/ 12 December 2008

AU wants peacekeepers to remain in Somalia

African Union chief Jean Ping said on Friday he wants AU peacekeepers to remain in Somalia, adding that a withdrawal from the chaotic country was ”something we cannot accept”.

”We are really very preoccupied, but we hope that something will be done to avoid that” the 3 400 Burundian and Ugandan peacekeepers will leave the country, Ping told a news conference.

”They [Uganda and Burundi] envisaged it, but I sincerely hope it will not happen.”

Ping said the African Union had been making serious diplomatic efforts to strengthen the peacekeeping force and keep it in Somalia even after the Ethiopian army pulls out of the country, possibly by early next year.
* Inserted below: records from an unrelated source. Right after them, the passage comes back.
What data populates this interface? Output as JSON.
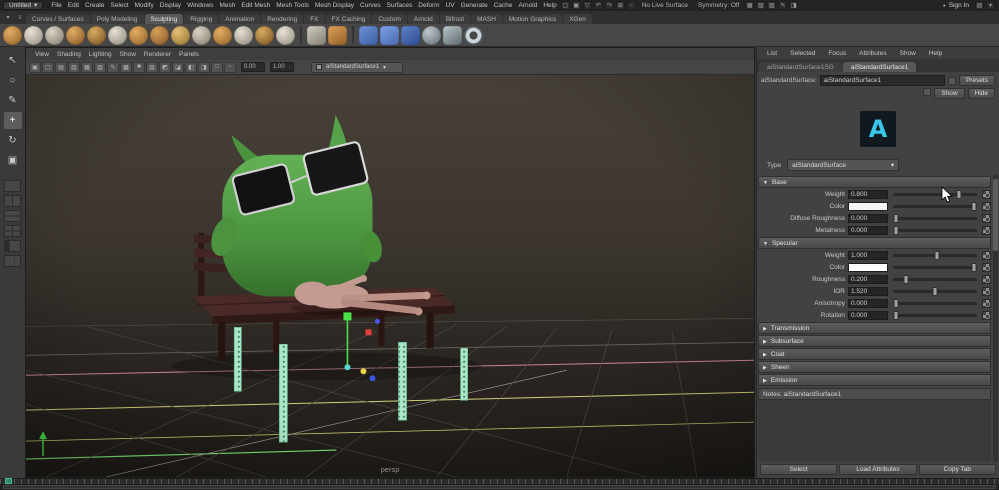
{
  "menubar": {
    "workspace": "Untitled",
    "menus": [
      "File",
      "Edit",
      "Create",
      "Select",
      "Modify",
      "Display",
      "Windows",
      "Mesh",
      "Edit Mesh",
      "Mesh Tools",
      "Mesh Display",
      "Curves",
      "Surfaces",
      "Deform",
      "UV",
      "Generate",
      "Cache",
      "Arnold",
      "Help"
    ],
    "icons_left": [
      {
        "name": "new-scene-icon",
        "glyph": "▢"
      },
      {
        "name": "open-scene-icon",
        "glyph": "▣"
      },
      {
        "name": "save-scene-icon",
        "glyph": "▽"
      },
      {
        "name": "undo-icon",
        "glyph": "↶"
      },
      {
        "name": "redo-icon",
        "glyph": "↷"
      },
      {
        "name": "snap-to-grid-icon",
        "glyph": "⊞"
      },
      {
        "name": "snap-to-point-icon",
        "glyph": "◦"
      }
    ],
    "no_live_surface": "No Live Surface",
    "symmetry": "Symmetry: Off",
    "icons_mid": [
      {
        "name": "render-icon",
        "glyph": "▦"
      },
      {
        "name": "ipr-render-icon",
        "glyph": "▧"
      },
      {
        "name": "render-settings-icon",
        "glyph": "▨"
      },
      {
        "name": "paint-effects-icon",
        "glyph": "✎"
      },
      {
        "name": "hypershade-icon",
        "glyph": "◨"
      }
    ],
    "sign_in": "Sign In",
    "icons_right": [
      {
        "name": "workspace-menu-icon",
        "glyph": "▤"
      },
      {
        "name": "collapse-menubar-icon",
        "glyph": "▾"
      }
    ]
  },
  "shelf": {
    "menu_icons": [
      {
        "name": "shelf-menu-icon",
        "glyph": "▾"
      },
      {
        "name": "shelf-edit-icon",
        "glyph": "≡"
      }
    ],
    "tabs": [
      {
        "label": "Curves / Surfaces"
      },
      {
        "label": "Poly Modeling"
      },
      {
        "label": "Sculpting",
        "active": true
      },
      {
        "label": "Rigging"
      },
      {
        "label": "Animation"
      },
      {
        "label": "Rendering"
      },
      {
        "label": "FX"
      },
      {
        "label": "FX Caching"
      },
      {
        "label": "Custom"
      },
      {
        "label": "Arnold"
      },
      {
        "label": "Bifrost"
      },
      {
        "label": "MASH"
      },
      {
        "label": "Motion Graphics"
      },
      {
        "label": "XGen"
      }
    ],
    "icons": [
      {
        "name": "sculpt-brush-icon",
        "shape": "circle",
        "c1": "#e2ad62",
        "c2": "#8e5e26"
      },
      {
        "name": "smooth-brush-icon",
        "shape": "circle",
        "c1": "#e9e3d5",
        "c2": "#8e897c"
      },
      {
        "name": "relax-brush-icon",
        "shape": "circle",
        "c1": "#d9d3c5",
        "c2": "#7d7868"
      },
      {
        "name": "grab-brush-icon",
        "shape": "circle",
        "c1": "#e2ad62",
        "c2": "#7d5222"
      },
      {
        "name": "pinch-brush-icon",
        "shape": "circle",
        "c1": "#d9a95e",
        "c2": "#6f4e20"
      },
      {
        "name": "flatten-brush-icon",
        "shape": "circle",
        "c1": "#e6e0d2",
        "c2": "#8a8578"
      },
      {
        "name": "foamy-brush-icon",
        "shape": "circle",
        "c1": "#e2ad62",
        "c2": "#8e5e26"
      },
      {
        "name": "spray-brush-icon",
        "shape": "circle",
        "c1": "#d9a05a",
        "c2": "#7d5222"
      },
      {
        "name": "repeat-brush-icon",
        "shape": "circle",
        "c1": "#e6c077",
        "c2": "#8e6e2a"
      },
      {
        "name": "imprint-brush-icon",
        "shape": "circle",
        "c1": "#d9d3c5",
        "c2": "#7d7868"
      },
      {
        "name": "wax-brush-icon",
        "shape": "circle",
        "c1": "#e2ad62",
        "c2": "#8e5e26"
      },
      {
        "name": "scrape-brush-icon",
        "shape": "circle",
        "c1": "#e6e0d2",
        "c2": "#8a8578"
      },
      {
        "name": "fill-brush-icon",
        "shape": "circle",
        "c1": "#d9a95e",
        "c2": "#6f4e20"
      },
      {
        "name": "knife-brush-icon",
        "shape": "circle",
        "c1": "#e9e3d5",
        "c2": "#8e897c"
      },
      {
        "name": "shelf-separator",
        "shape": "sep"
      },
      {
        "name": "xray-toggle-icon",
        "shape": "square",
        "c1": "#d2cdc0",
        "c2": "#837e72"
      },
      {
        "name": "sculpt-falloff-icon",
        "shape": "square",
        "c1": "#e2a159",
        "c2": "#8e5e26"
      },
      {
        "name": "shelf-separator",
        "shape": "sep"
      },
      {
        "name": "frame-selection-icon",
        "shape": "square",
        "c1": "#6e92d6",
        "c2": "#3c5ca2"
      },
      {
        "name": "uv-editor-icon",
        "shape": "square",
        "c1": "#7ba1e8",
        "c2": "#4a6ab0"
      },
      {
        "name": "grid-toggle-icon",
        "shape": "square",
        "c1": "#5d82ca",
        "c2": "#2e4c92"
      },
      {
        "name": "sphere-primitive-icon",
        "shape": "circle",
        "c1": "#bcc6cb",
        "c2": "#5d686d"
      },
      {
        "name": "cube-primitive-icon",
        "shape": "square",
        "c1": "#bcc6cb",
        "c2": "#5d686d"
      },
      {
        "name": "torus-primitive-icon",
        "shape": "ring",
        "c1": "#cdd6da",
        "c2": "#5d686d"
      }
    ]
  },
  "toolbox": {
    "tools": [
      {
        "name": "select-tool",
        "glyph": "↖"
      },
      {
        "name": "lasso-select-tool",
        "glyph": "○"
      },
      {
        "name": "paint-select-tool",
        "glyph": "✎"
      },
      {
        "name": "move-tool",
        "glyph": "+",
        "active": true
      },
      {
        "name": "rotate-tool",
        "glyph": "↻"
      },
      {
        "name": "scale-tool",
        "glyph": "▣"
      }
    ]
  },
  "viewport": {
    "menus": [
      "View",
      "Shading",
      "Lighting",
      "Show",
      "Renderer",
      "Panels"
    ],
    "toolbar_icons": [
      {
        "name": "view-cube-icon",
        "glyph": "▣"
      },
      {
        "name": "lock-camera-icon",
        "glyph": "▢"
      },
      {
        "name": "camera-attributes-icon",
        "glyph": "▤"
      },
      {
        "name": "bookmarks-icon",
        "glyph": "▥"
      },
      {
        "name": "image-plane-icon",
        "glyph": "▦"
      },
      {
        "name": "pan-zoom-icon",
        "glyph": "▧"
      },
      {
        "name": "grease-pencil-icon",
        "glyph": "✎"
      },
      {
        "name": "wireframe-mode-icon",
        "glyph": "▩"
      },
      {
        "name": "shaded-mode-icon",
        "glyph": "■"
      },
      {
        "name": "textured-mode-icon",
        "glyph": "▨"
      },
      {
        "name": "lighting-toggle-icon",
        "glyph": "◩"
      },
      {
        "name": "shadows-toggle-icon",
        "glyph": "◪"
      },
      {
        "name": "screen-ao-icon",
        "glyph": "◧"
      },
      {
        "name": "motion-blur-icon",
        "glyph": "◨"
      },
      {
        "name": "isolate-select-icon",
        "glyph": "□"
      },
      {
        "name": "xray-mode-icon",
        "glyph": "▫"
      }
    ],
    "exposure": "0.00",
    "gamma": "1.00",
    "dropdown_value": "aiStandardSurface1",
    "camera_label": "persp"
  },
  "attribute_editor": {
    "menu": [
      "List",
      "Selected",
      "Focus",
      "Attributes",
      "Show",
      "Help"
    ],
    "tabs": [
      {
        "label": "aiStandardSurface1SG"
      },
      {
        "label": "aiStandardSurface1",
        "active": true
      }
    ],
    "name_label": "aiStandardSurface:",
    "name_value": "aiStandardSurface1",
    "presets_button": "Presets",
    "show_button": "Show",
    "hide_button": "Hide",
    "logo_glyph": "A",
    "type_label": "Type",
    "type_value": "aiStandardSurface",
    "sections": [
      {
        "title": "Base",
        "rows": [
          {
            "label": "Weight",
            "value": "0.800"
          },
          {
            "label": "Color",
            "swatch": "#f5f5f5"
          },
          {
            "label": "Diffuse Roughness",
            "value": "0.000"
          },
          {
            "label": "Metalness",
            "value": "0.000"
          }
        ]
      },
      {
        "title": "Specular",
        "rows": [
          {
            "label": "Weight",
            "value": "1.000"
          },
          {
            "label": "Color",
            "swatch": "#ffffff"
          },
          {
            "label": "Roughness",
            "value": "0.200"
          },
          {
            "label": "IOR",
            "value": "1.520"
          },
          {
            "label": "Anisotropy",
            "value": "0.000"
          },
          {
            "label": "Rotation",
            "value": "0.000"
          }
        ]
      },
      {
        "title": "Transmission"
      },
      {
        "title": "Subsurface"
      },
      {
        "title": "Coat"
      },
      {
        "title": "Sheen"
      },
      {
        "title": "Emission"
      }
    ],
    "notes_label": "Notes: aiStandardSurface1",
    "footer_buttons": [
      "Select",
      "Load Attributes",
      "Copy Tab"
    ]
  }
}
”We have asked the African countries to increase their participation in Somalia, asked the United Nations Security Council to join us there, and to the AU partners to help us financing this force.

”A withdrawal from Somalia is something we cannot accept, not only the AU, but also the rest of the world,” he added.

Ethiopian Prime Minister Meles Zenawi caused shockwaves on Thursday when he said Uganda and Burundi, the only contributors to the AU force, wanted to withdraw their embattled peacekeepers ahead of Ethiopian troops.

Uganda immediately issued a strong denial, while an AU official in Burundi said the country had only on Wednesday pledged to send another battalion to Somalia.

Ethiopia announced last month it was ending its two-year intervention in Somalia, where it sent about 3 000 troops in 2006 to prop up the government and clear the threat of an Islamic insurgency from its own borders.

That announcement caused panic within the AU, whose under-equipped peacekeepers are meant to take over security duties but need more time to prepare, and get up to full operational strength of 8 000.

Addis Ababa subsequently said it was prepared to delay its pull-out ”by a few days” in order not to expose AU forces to an onslaught by the al-Shabaab, the Islamist insurgents who control large parts of Somalia and have been closing in on Mogadishu in recent weeks.

The AU has, meanwhile, been scrambling to avoid a ”security vacuum” in Somalia, and on Wednesday Ping called on the UN Security Council to authorise the deployment of UN forces in Somalia.

At least nine AU peacekeepers have been killed in Somalia since they were first deployed in March last year. — Sapa-AFP